-------- Supplied data

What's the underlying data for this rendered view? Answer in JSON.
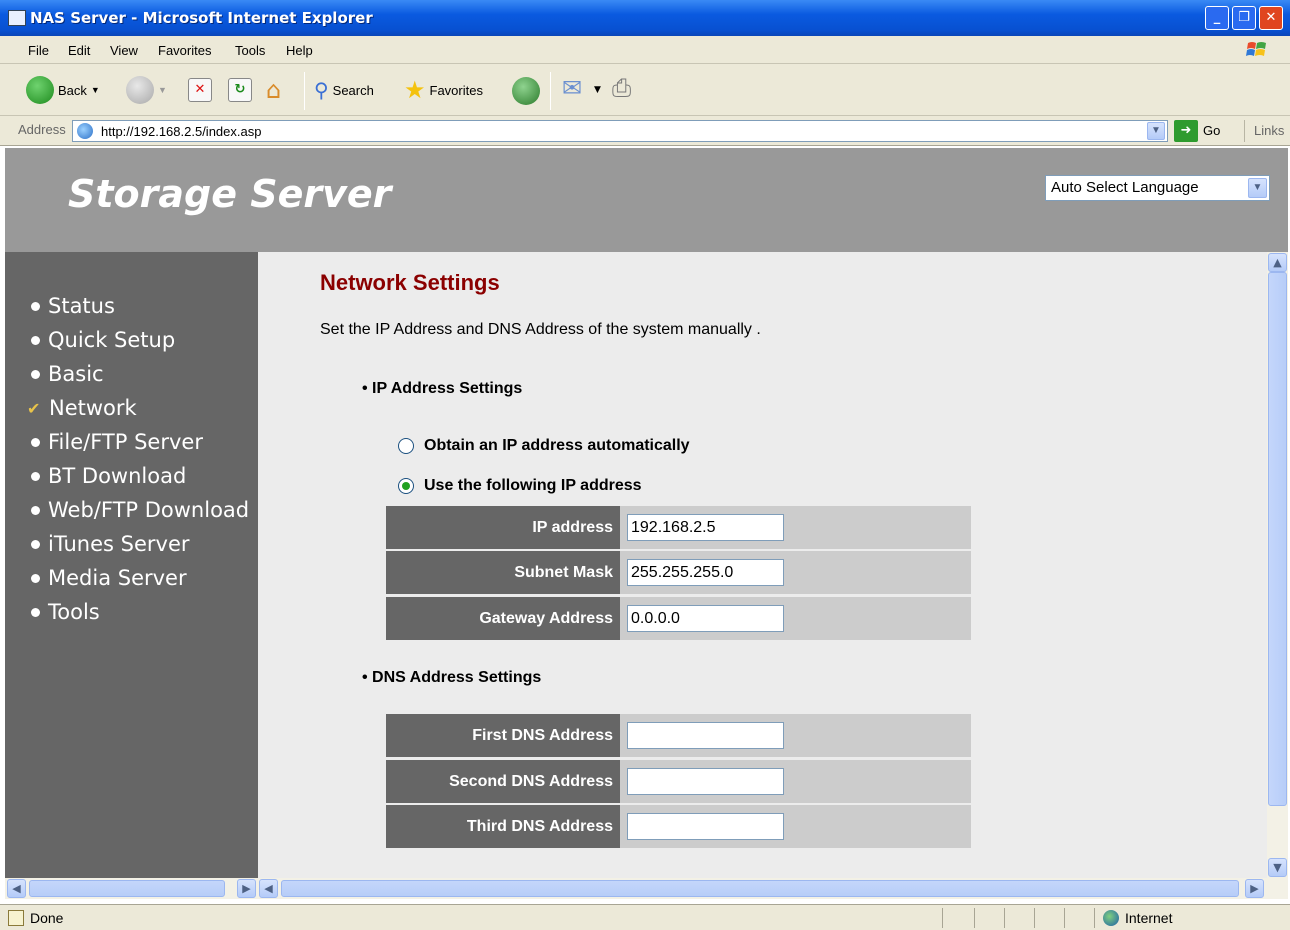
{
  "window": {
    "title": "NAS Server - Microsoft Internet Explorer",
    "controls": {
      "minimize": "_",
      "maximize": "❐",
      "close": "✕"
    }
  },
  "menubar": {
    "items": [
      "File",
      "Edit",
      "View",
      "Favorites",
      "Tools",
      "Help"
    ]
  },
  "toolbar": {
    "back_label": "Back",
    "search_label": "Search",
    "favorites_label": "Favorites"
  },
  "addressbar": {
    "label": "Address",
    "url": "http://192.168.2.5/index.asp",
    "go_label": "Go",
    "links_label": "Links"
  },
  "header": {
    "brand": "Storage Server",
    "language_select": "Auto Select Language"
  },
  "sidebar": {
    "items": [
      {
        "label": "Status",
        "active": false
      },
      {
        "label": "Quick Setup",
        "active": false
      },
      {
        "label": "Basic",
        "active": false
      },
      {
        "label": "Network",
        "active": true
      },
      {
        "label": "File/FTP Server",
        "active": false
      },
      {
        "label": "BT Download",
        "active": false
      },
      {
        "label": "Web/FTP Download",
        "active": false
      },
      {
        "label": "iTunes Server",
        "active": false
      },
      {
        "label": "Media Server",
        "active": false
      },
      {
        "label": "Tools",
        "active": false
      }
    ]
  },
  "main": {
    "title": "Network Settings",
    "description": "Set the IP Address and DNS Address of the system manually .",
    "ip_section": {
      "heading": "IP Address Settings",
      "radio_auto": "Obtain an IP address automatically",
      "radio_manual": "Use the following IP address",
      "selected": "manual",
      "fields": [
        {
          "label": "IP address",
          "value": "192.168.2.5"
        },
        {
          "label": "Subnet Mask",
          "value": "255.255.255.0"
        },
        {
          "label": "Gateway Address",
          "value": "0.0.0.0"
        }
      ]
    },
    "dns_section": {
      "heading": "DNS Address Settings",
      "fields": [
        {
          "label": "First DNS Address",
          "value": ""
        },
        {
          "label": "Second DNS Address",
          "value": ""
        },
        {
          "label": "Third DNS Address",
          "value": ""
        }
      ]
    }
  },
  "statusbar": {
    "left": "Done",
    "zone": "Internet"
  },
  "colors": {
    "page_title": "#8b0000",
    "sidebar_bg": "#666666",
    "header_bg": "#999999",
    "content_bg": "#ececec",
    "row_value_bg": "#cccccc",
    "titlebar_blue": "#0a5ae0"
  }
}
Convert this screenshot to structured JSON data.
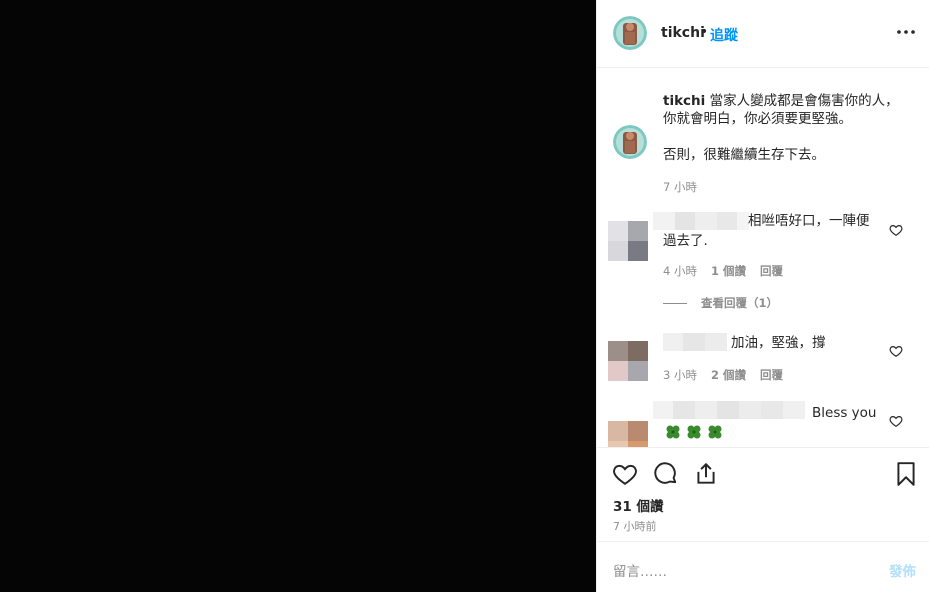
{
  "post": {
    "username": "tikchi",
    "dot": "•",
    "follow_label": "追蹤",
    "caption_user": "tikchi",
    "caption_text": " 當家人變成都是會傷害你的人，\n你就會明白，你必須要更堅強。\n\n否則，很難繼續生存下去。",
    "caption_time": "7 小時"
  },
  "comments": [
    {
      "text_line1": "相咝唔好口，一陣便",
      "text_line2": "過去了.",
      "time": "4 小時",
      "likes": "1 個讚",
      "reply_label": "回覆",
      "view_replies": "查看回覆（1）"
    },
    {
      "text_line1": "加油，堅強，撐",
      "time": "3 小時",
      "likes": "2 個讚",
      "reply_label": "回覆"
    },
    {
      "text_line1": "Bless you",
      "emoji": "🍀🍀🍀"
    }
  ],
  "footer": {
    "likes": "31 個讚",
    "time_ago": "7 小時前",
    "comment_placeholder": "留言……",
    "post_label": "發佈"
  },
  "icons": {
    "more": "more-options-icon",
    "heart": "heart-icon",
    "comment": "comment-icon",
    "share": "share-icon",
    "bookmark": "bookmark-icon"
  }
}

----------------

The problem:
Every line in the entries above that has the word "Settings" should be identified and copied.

Response box:
    "title": "Network Settings",
      "heading": "IP Address Settings",
      "heading": "DNS Address Settings",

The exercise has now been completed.